HOW TO COMPLETE THIS TASK:
Scan the data below and give the number of lines that include the word "emoji", with no other words.

EXERCISE DATA:
● ● ●

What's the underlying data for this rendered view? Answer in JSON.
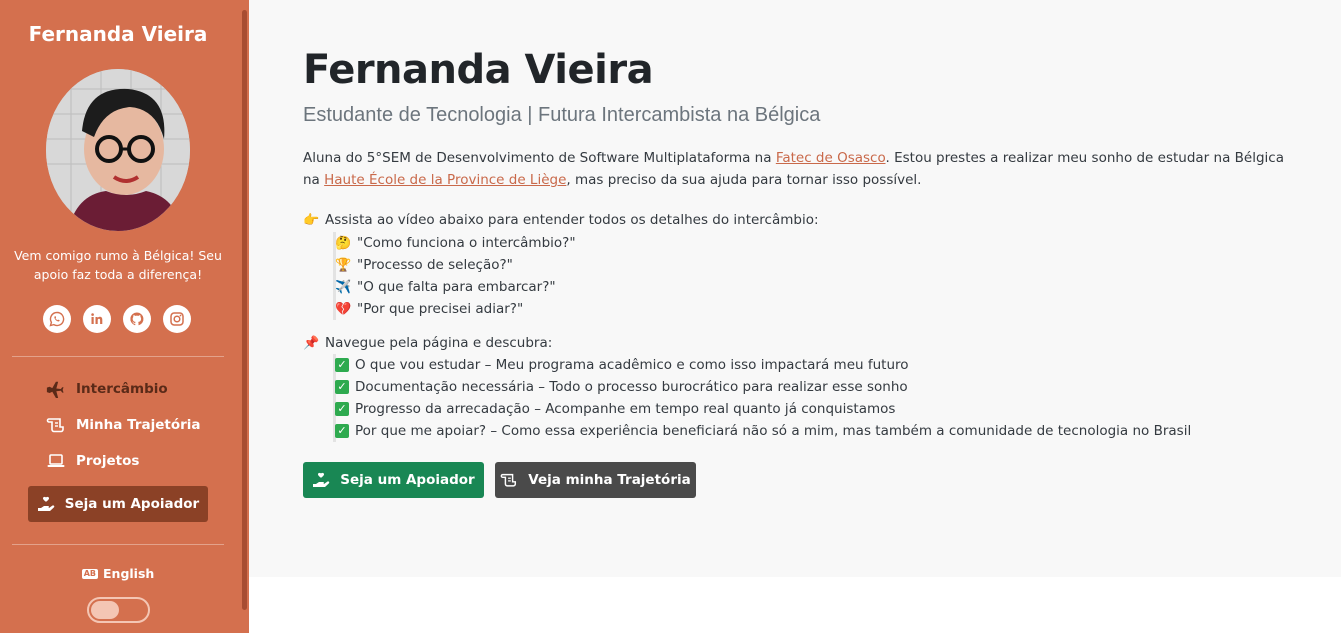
{
  "sidebar": {
    "name": "Fernanda Vieira",
    "tagline": "Vem comigo rumo à Bélgica! Seu apoio faz toda a diferença!",
    "socials": [
      {
        "icon": "whatsapp-icon"
      },
      {
        "icon": "linkedin-icon"
      },
      {
        "icon": "github-icon"
      },
      {
        "icon": "instagram-icon"
      }
    ],
    "nav": [
      {
        "label": "Intercâmbio",
        "icon": "plane-icon",
        "active": true
      },
      {
        "label": "Minha Trajetória",
        "icon": "scroll-icon",
        "active": false
      },
      {
        "label": "Projetos",
        "icon": "laptop-icon",
        "active": false
      }
    ],
    "cta_label": "Seja um Apoiador",
    "language_label": "English",
    "language_icon_text": "AB"
  },
  "main": {
    "title": "Fernanda Vieira",
    "subtitle": "Estudante de Tecnologia | Futura Intercambista na Bélgica",
    "intro": {
      "part1": "Aluna do 5°SEM de Desenvolvimento de Software Multiplataforma na ",
      "link1": "Fatec de Osasco",
      "part2": ". Estou prestes a realizar meu sonho de estudar na Bélgica na ",
      "link2": "Haute École de la Province de Liège",
      "part3": ", mas preciso da sua ajuda para tornar isso possível."
    },
    "video_section": {
      "emoji": "👉",
      "title": "Assista ao vídeo abaixo para entender todos os detalhes do intercâmbio:",
      "items": [
        {
          "emoji": "🤔",
          "text": "\"Como funciona o intercâmbio?\""
        },
        {
          "emoji": "🏆",
          "text": "\"Processo de seleção?\""
        },
        {
          "emoji": "✈️",
          "text": "\"O que falta para embarcar?\""
        },
        {
          "emoji": "💔",
          "text": "\"Por que precisei adiar?\""
        }
      ]
    },
    "navigate_section": {
      "emoji": "📌",
      "title": "Navegue pela página e descubra:",
      "items": [
        "O que vou estudar – Meu programa acadêmico e como isso impactará meu futuro",
        "Documentação necessária – Todo o processo burocrático para realizar esse sonho",
        "Progresso da arrecadação – Acompanhe em tempo real quanto já conquistamos",
        "Por que me apoiar? – Como essa experiência beneficiará não só a mim, mas também a comunidade de tecnologia no Brasil"
      ]
    },
    "buttons": {
      "support": "Seja um Apoiador",
      "trajectory": "Veja minha Trajetória"
    }
  },
  "colors": {
    "sidebar": "#d4704e",
    "active_nav": "#5a2a18",
    "cta_sidebar": "#8b4126",
    "green": "#198754",
    "dark": "#4a4a4a",
    "link": "#c9694a"
  }
}
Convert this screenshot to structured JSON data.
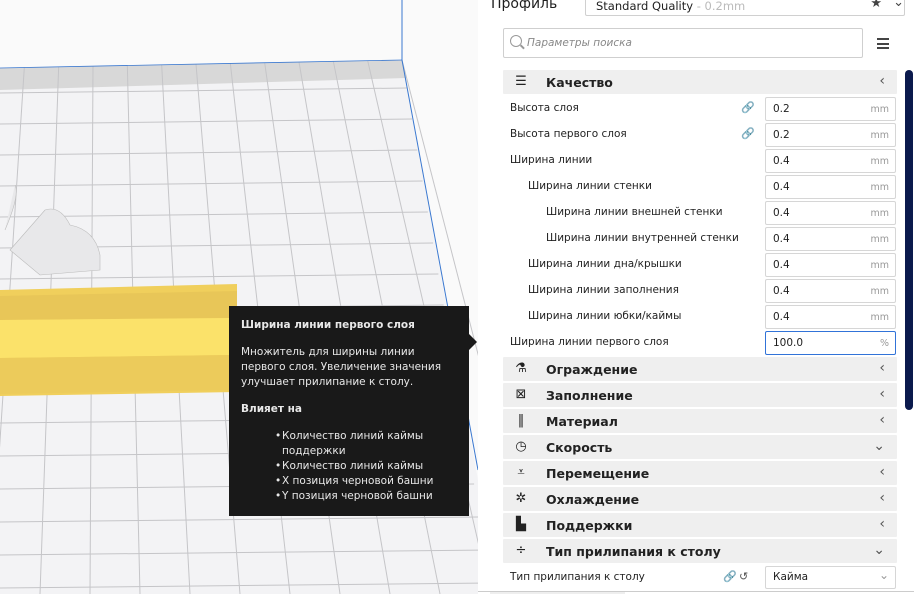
{
  "profile": {
    "label": "Профиль",
    "value": "Standard Quality",
    "value_suffix": " - 0.2mm"
  },
  "search": {
    "placeholder": "Параметры поиска"
  },
  "sections_top": {
    "icon": "quality-icon",
    "label": "Качество",
    "state": "collapsed-arrow"
  },
  "settings": [
    {
      "label": "Высота слоя",
      "value": "0.2",
      "unit": "mm",
      "indent": 0,
      "linked": true
    },
    {
      "label": "Высота первого слоя",
      "value": "0.2",
      "unit": "mm",
      "indent": 0,
      "linked": true
    },
    {
      "label": "Ширина линии",
      "value": "0.4",
      "unit": "mm",
      "indent": 0
    },
    {
      "label": "Ширина линии стенки",
      "value": "0.4",
      "unit": "mm",
      "indent": 1
    },
    {
      "label": "Ширина линии внешней стенки",
      "value": "0.4",
      "unit": "mm",
      "indent": 2
    },
    {
      "label": "Ширина линии внутренней стенки",
      "value": "0.4",
      "unit": "mm",
      "indent": 2
    },
    {
      "label": "Ширина линии дна/крышки",
      "value": "0.4",
      "unit": "mm",
      "indent": 1
    },
    {
      "label": "Ширина линии заполнения",
      "value": "0.4",
      "unit": "mm",
      "indent": 1
    },
    {
      "label": "Ширина линии юбки/каймы",
      "value": "0.4",
      "unit": "mm",
      "indent": 1
    },
    {
      "label": "Ширина линии первого слоя",
      "value": "100.0",
      "unit": "%",
      "indent": 0,
      "active": true
    }
  ],
  "sections": [
    {
      "label": "Ограждение",
      "icon": "shell-icon",
      "expanded": false
    },
    {
      "label": "Заполнение",
      "icon": "infill-icon",
      "expanded": false
    },
    {
      "label": "Материал",
      "icon": "material-icon",
      "expanded": false
    },
    {
      "label": "Скорость",
      "icon": "speed-icon",
      "expanded": true
    },
    {
      "label": "Перемещение",
      "icon": "travel-icon",
      "expanded": false
    },
    {
      "label": "Охлаждение",
      "icon": "cooling-icon",
      "expanded": false
    },
    {
      "label": "Поддержки",
      "icon": "support-icon",
      "expanded": false
    },
    {
      "label": "Тип прилипания к столу",
      "icon": "adhesion-icon",
      "expanded": true
    }
  ],
  "adhesion_row": {
    "label": "Тип прилипания к столу",
    "value": "Кайма"
  },
  "tooltip": {
    "title": "Ширина линии первого слоя",
    "body": "Множитель для ширины линии первого слоя. Увеличение значения улучшает прилипание к столу.",
    "affects_label": "Влияет на",
    "affects": [
      "Количество линий каймы поддержки",
      "Количество линий каймы",
      "X позиция черновой башни",
      "Y позиция черновой башни"
    ]
  },
  "colors": {
    "accent": "#3173d8",
    "scrollbar": "#0b1a4d",
    "model": "#f8d860",
    "tooltip_bg": "#191919"
  }
}
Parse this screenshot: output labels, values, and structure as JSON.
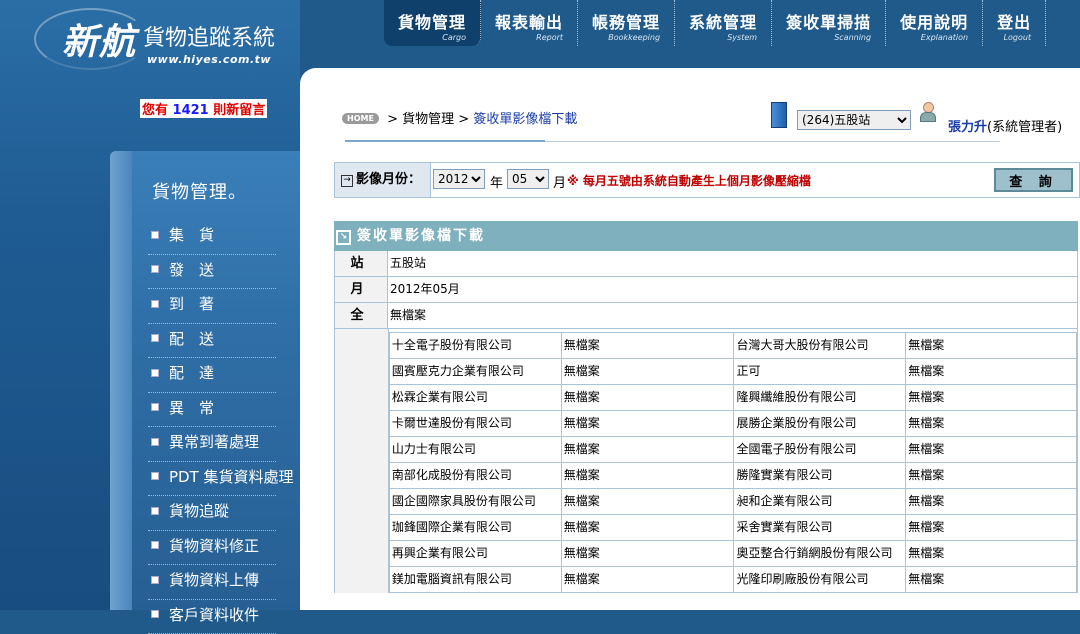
{
  "brand": {
    "name_main": "新航",
    "name_sub": "貨物追蹤系統",
    "url": "www.hiyes.com.tw"
  },
  "message": {
    "prefix": "您有",
    "count": "1421",
    "suffix": "則新留言"
  },
  "nav": [
    {
      "label": "貨物管理",
      "en": "Cargo",
      "active": true
    },
    {
      "label": "報表輸出",
      "en": "Report"
    },
    {
      "label": "帳務管理",
      "en": "Bookkeeping"
    },
    {
      "label": "系統管理",
      "en": "System"
    },
    {
      "label": "簽收單掃描",
      "en": "Scanning"
    },
    {
      "label": "使用說明",
      "en": "Explanation"
    },
    {
      "label": "登出",
      "en": "Logout"
    }
  ],
  "sidebar": {
    "title": "貨物管理。",
    "items": [
      "集　貨",
      "發　送",
      "到　著",
      "配　送",
      "配　達",
      "異　常",
      "異常到著處理",
      "PDT 集貨資料處理",
      "貨物追蹤",
      "貨物資料修正",
      "貨物資料上傳",
      "客戶資料收件"
    ]
  },
  "breadcrumb": {
    "home": "HOME",
    "section": "貨物管理",
    "current": "簽收單影像檔下載"
  },
  "station": {
    "selected": "(264)五股站"
  },
  "user": {
    "name": "張力升",
    "role": "(系統管理者)"
  },
  "query": {
    "label": "影像月份：",
    "year": "2012",
    "year_unit": "年",
    "month": "05",
    "month_unit": "月",
    "note": "※ 每月五號由系統自動產生上個月影像壓縮檔",
    "button": "查 詢"
  },
  "result": {
    "title": "簽收單影像檔下載",
    "station_key": "站 所",
    "station_val": "五股站",
    "month_key": "月 份",
    "month_val": "2012年05月",
    "all_key": "全 部",
    "all_val": "無檔案",
    "rows": [
      [
        "十全電子股份有限公司",
        "無檔案",
        "台灣大哥大股份有限公司",
        "無檔案"
      ],
      [
        "國賓壓克力企業有限公司",
        "無檔案",
        "正可",
        "無檔案"
      ],
      [
        "松霖企業有限公司",
        "無檔案",
        "隆興纖維股份有限公司",
        "無檔案"
      ],
      [
        "卡爾世達股份有限公司",
        "無檔案",
        "展勝企業股份有限公司",
        "無檔案"
      ],
      [
        "山力士有限公司",
        "無檔案",
        "全國電子股份有限公司",
        "無檔案"
      ],
      [
        "南部化成股份有限公司",
        "無檔案",
        "勝隆實業有限公司",
        "無檔案"
      ],
      [
        "國企國際家具股份有限公司",
        "無檔案",
        "昶和企業有限公司",
        "無檔案"
      ],
      [
        "珈鋒國際企業有限公司",
        "無檔案",
        "采舍實業有限公司",
        "無檔案"
      ],
      [
        "再興企業有限公司",
        "無檔案",
        "奧亞整合行銷網股份有限公司",
        "無檔案"
      ],
      [
        "鎂加電腦資訊有限公司",
        "無檔案",
        "光隆印刷廠股份有限公司",
        "無檔案"
      ]
    ]
  }
}
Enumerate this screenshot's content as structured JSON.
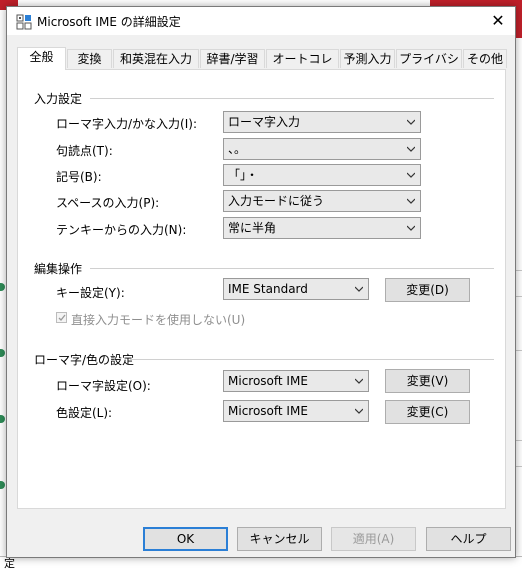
{
  "window": {
    "title": "Microsoft IME の詳細設定",
    "close_glyph": "✕"
  },
  "tabs": [
    {
      "label": "全般",
      "active": true
    },
    {
      "label": "変換"
    },
    {
      "label": "和英混在入力"
    },
    {
      "label": "辞書/学習"
    },
    {
      "label": "オートコレクト"
    },
    {
      "label": "予測入力"
    },
    {
      "label": "プライバシー"
    },
    {
      "label": "その他"
    }
  ],
  "input_settings": {
    "title": "入力設定",
    "rows": [
      {
        "label": "ローマ字入力/かな入力(I):",
        "value": "ローマ字入力"
      },
      {
        "label": "句読点(T):",
        "value": "、。"
      },
      {
        "label": "記号(B):",
        "value": "「」・"
      },
      {
        "label": "スペースの入力(P):",
        "value": "入力モードに従う"
      },
      {
        "label": "テンキーからの入力(N):",
        "value": "常に半角"
      }
    ]
  },
  "edit_ops": {
    "title": "編集操作",
    "key_label": "キー設定(Y):",
    "key_value": "IME Standard",
    "change_label": "変更(D)",
    "checkbox_label": "直接入力モードを使用しない(U)",
    "checkbox_checked": true
  },
  "roman_color": {
    "title": "ローマ字/色の設定",
    "roman_label": "ローマ字設定(O):",
    "roman_value": "Microsoft IME",
    "roman_change": "変更(V)",
    "color_label": "色設定(L):",
    "color_value": "Microsoft IME",
    "color_change": "変更(C)"
  },
  "footer": {
    "ok": "OK",
    "cancel": "キャンセル",
    "apply": "適用(A)",
    "help": "ヘルプ"
  },
  "background": {
    "bottom_text": "定"
  },
  "colors": {
    "accent": "#2b7fd6",
    "background_red": "#c0202a"
  }
}
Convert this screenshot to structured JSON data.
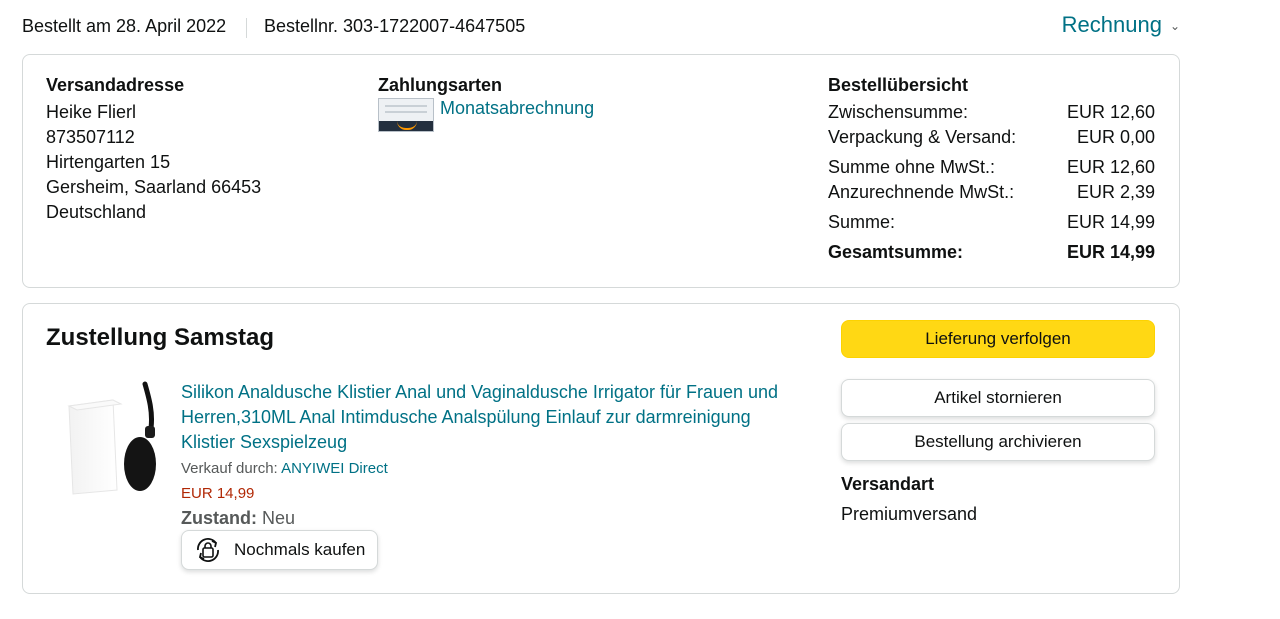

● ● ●

SOLUTION FOR THIS PROBLEM:
6